Allen’s enjoyment of history, his affection for the South, and his penchant for storytellling all come together in “Rivertown”, a collection of songs and monologues written in 1996. The project was underwritten by benefactors in Columbus and was done in anticipation of Olympic competition (women’s softball) in Allen’s hometown of Columbus. One of the songs, “the Way We Are Down Here,” was performed at the Columbus Welcoming Ceremony before 15,000 listeners and will be the ad slogan and focal point of the Columbus Convention and Visitors Bureau tourism campaign for the next three years. “There are stories all around us here.” Columbus’ first bridge, BBQ and sweet tea, days of steamboats, and a young soldier who trains in Ft. Benning, GA are but some of the subject matter musically remembered in the songs of Rivertown. Of special popularity is “Angel of Mercy,” a song written in tribute to Allen’s deceased friend, Ocie Harris, who began a still strong ministry to the homeless in Columbus. The songs was recorded live at a Sunday morning service of the Friendship Baptist Church, and features the choir and instrumentalists of that African American church. Allen and the Friendship choir, his favorite, performed Angel of Mercy in January 1997 at the Columbus Unity service in which Tony Evans was featured speaker.

In November 96, Rivertown was performed for four nights for the Synovus Corp., a financial services company headquartered in Columbus. Synovus is now presentation sponsor of the project. In June 1997, Public and corporate performances of Rivertown will be done at the historic Springer Opera House, Georgia’s State Theatre, in Columbus. Tickets are available for $10.00 and may be ordered by calling 706-324-5714.

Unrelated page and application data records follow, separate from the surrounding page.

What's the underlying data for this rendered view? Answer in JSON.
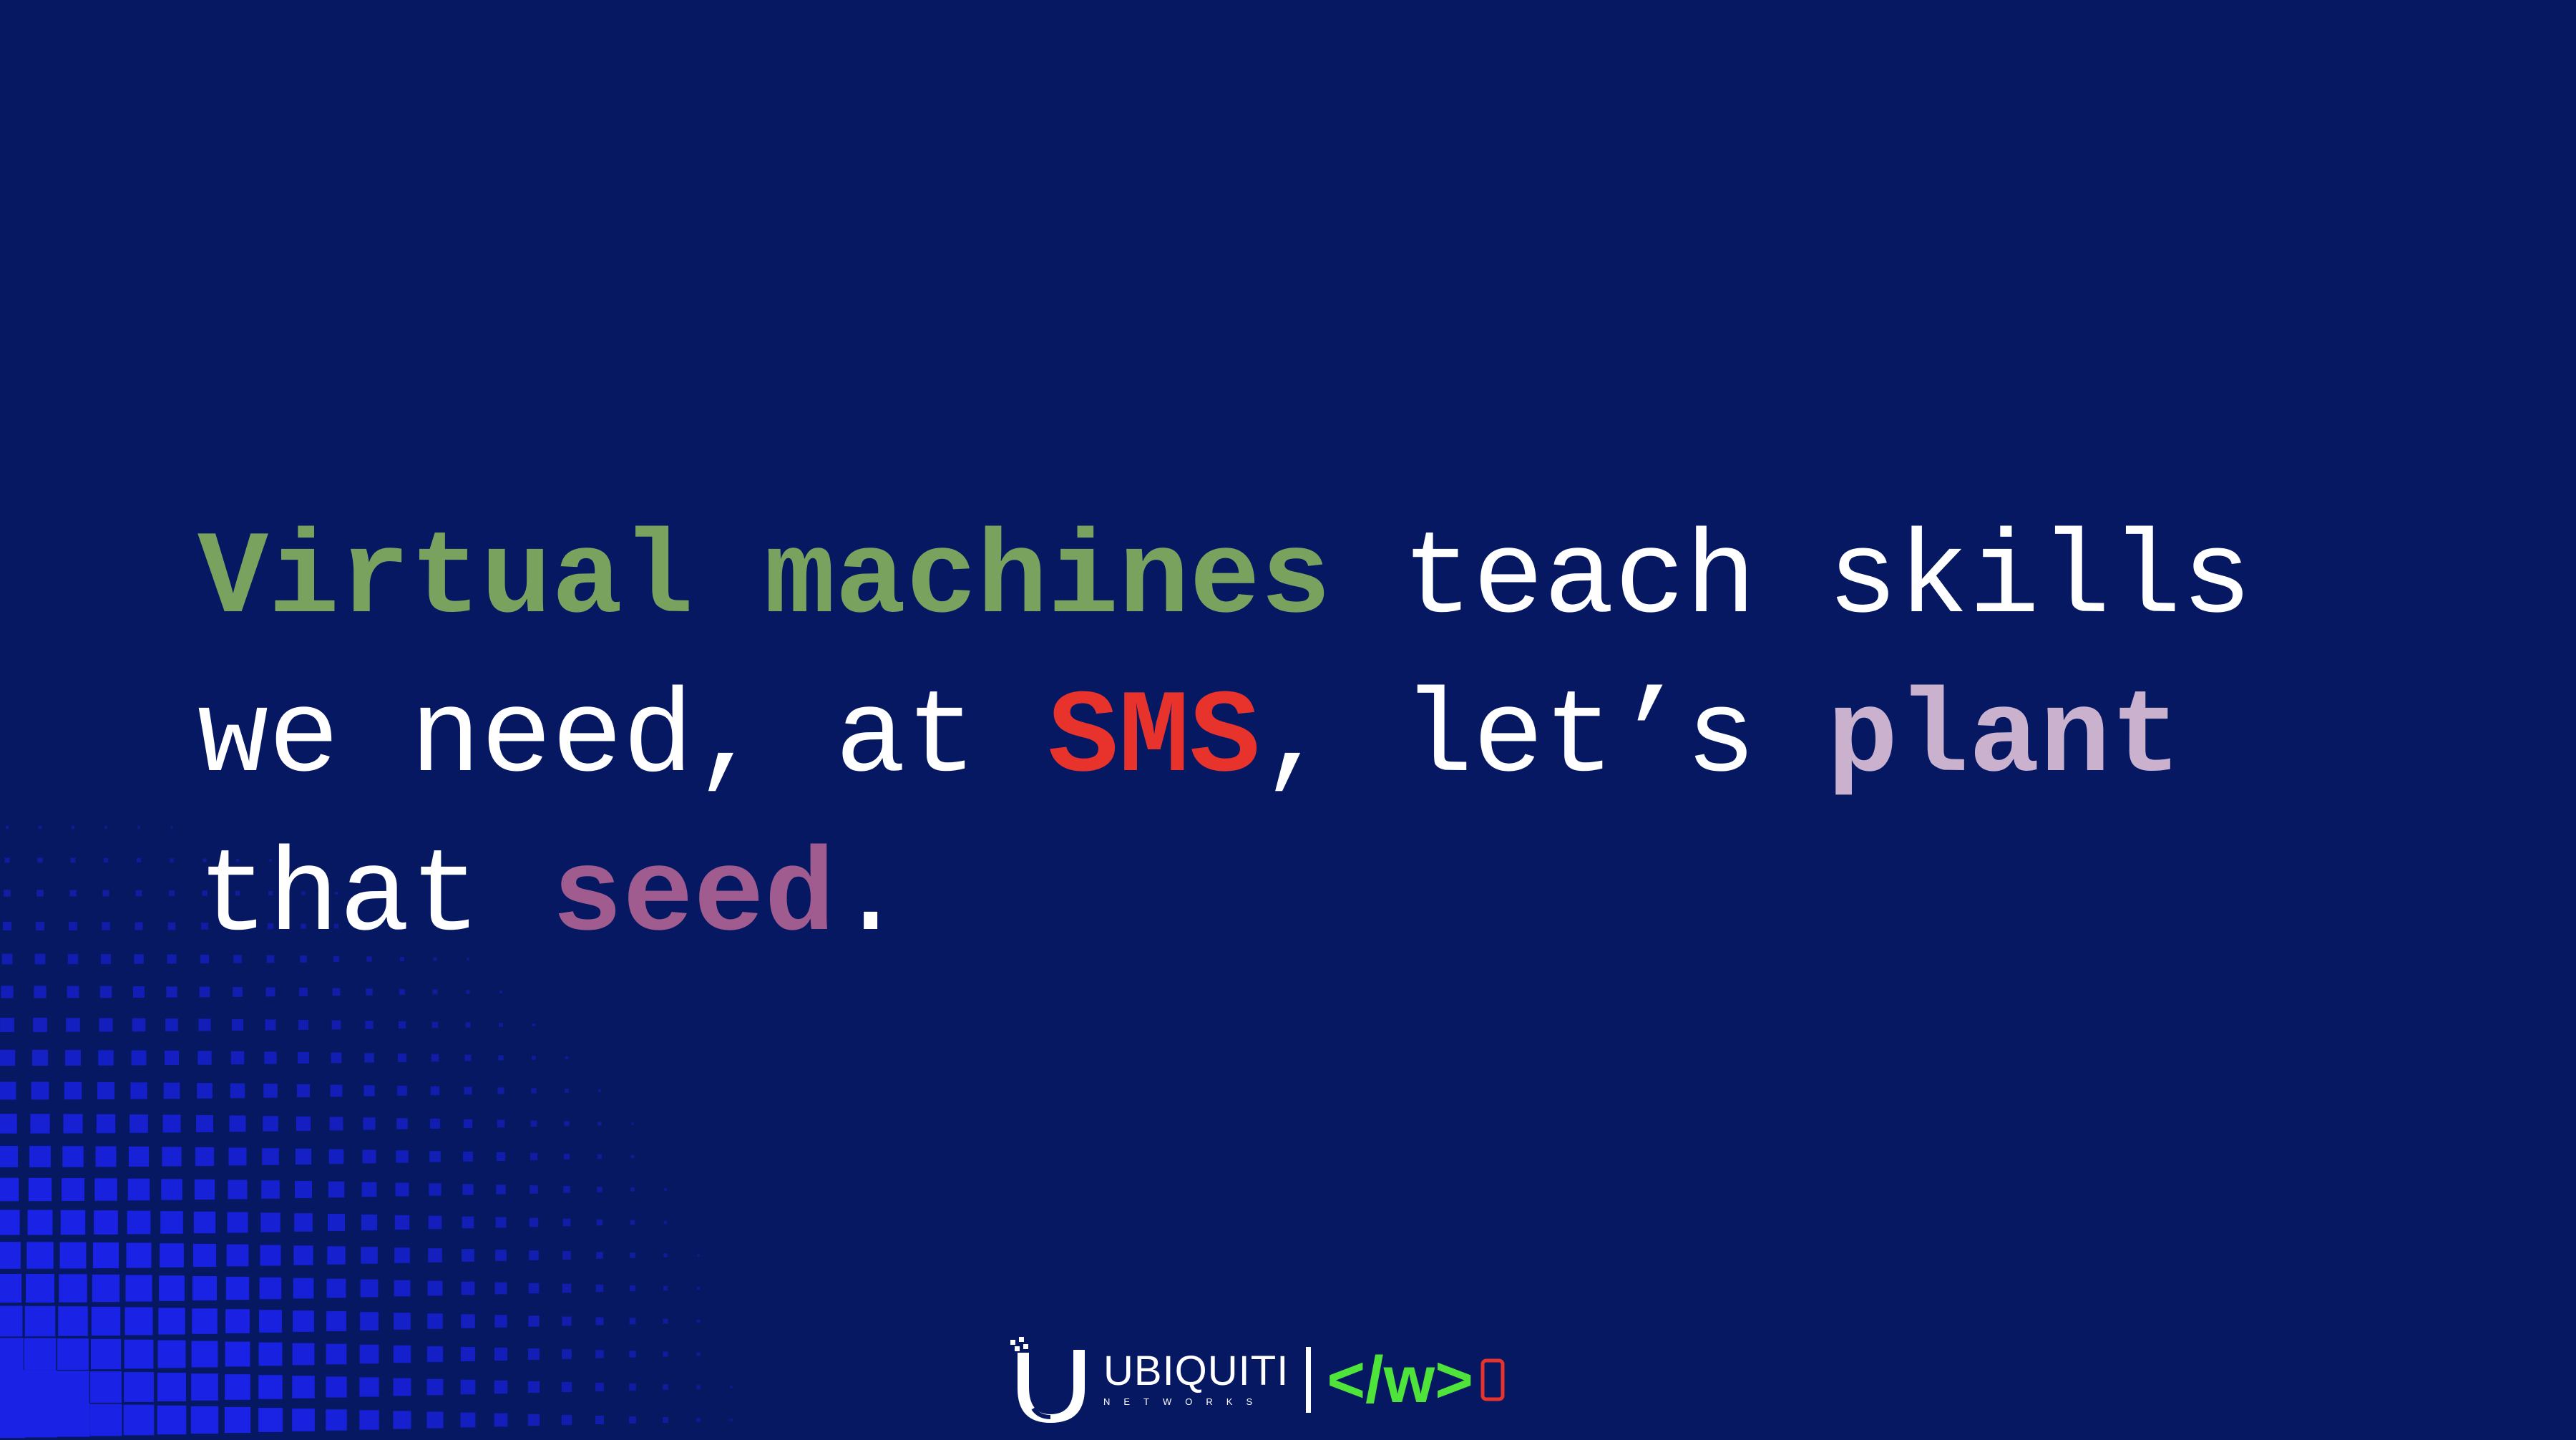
{
  "headline": {
    "line1": [
      {
        "text": "Virtual machines",
        "style": "bold",
        "color": "#7aa25f"
      },
      {
        "text": " teach skills",
        "style": "normal",
        "color": "#ffffff"
      }
    ],
    "line2": [
      {
        "text": "we need, at ",
        "style": "normal",
        "color": "#ffffff"
      },
      {
        "text": "SMS",
        "style": "bold",
        "color": "#e8322c"
      },
      {
        "text": ", let’s ",
        "style": "normal",
        "color": "#ffffff"
      },
      {
        "text": "plant",
        "style": "bold",
        "color": "#cab2cf"
      }
    ],
    "line3": [
      {
        "text": "that ",
        "style": "normal",
        "color": "#ffffff"
      },
      {
        "text": "seed",
        "style": "bold",
        "color": "#a05c8e"
      },
      {
        "text": ".",
        "style": "normal",
        "color": "#ffffff"
      }
    ]
  },
  "footer": {
    "ubiquiti_name": "UBIQUITI",
    "ubiquiti_sub": "NETWORKS",
    "code_logo": "</w>"
  },
  "icons": {
    "ubiquiti_logo": "ubiquiti-u-logo-icon",
    "phone": "phone-outline-icon"
  },
  "colors": {
    "background": "#071863",
    "dot_pattern": "#1a22e6",
    "code_logo": "#4ee43a",
    "phone_icon": "#e8322c"
  }
}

May 22, 1997
“Random thoughts and work in progress”

Was in Liberty, MO recently. Walked throughout the town and saw a nicely kept yard. Flowers, bird feeders, rocking chair under covered porch with open book on table next to the chair. It all suggested to me that I’d like the person who there. They say we can’t judge a book by its cover. Can’t we sometimes? The cover is, after all, part of the book. “I am sure whoever lives here is someone I’d like to know.” Sounds like a song to me.

Idea for a love song. Girl gets off plane. Expects boyfriend to be there. He’s not. Or, she can’t see him. He hides nearby to watch her face. What does he want to find there? Something he wants to be sure of, something that maybe her eyes and expression will make clear.

Where do balloons go when they die? A question I heard attributed to a young mentally retarded boy.

Am working on a new Tyler project. Some titles so far: “Animal Attraction;” “Law of Lighten Up;” “If I Catch It (The Car Song);” “1-800 Man (The Computer Song);” “World Without a Word (The Raindrop Song);” “Can’t Run With The Pups No More”…. Stay tuned.

Am working on a collaborative project with Ty Saltzgiver, regional director for Carolinas region of Young Life. He’s writing text for a devotional reader and I’m doing songs which will be packaged together. Songs and readings are about encounters that Jesus had with people during His earthly ministry. Included are Bartimaeus, Legion, the Bleeding Woman, the prodigal, the harlot, Zaccheus. Stay tuned.

I love misused words, malapropisms I think they are sometimes called. 3 year old Andrew May of B’ham recently told me all about his “mokersytal”, you know, one of those two wheeled things that police ride around on…..

… etc, etc.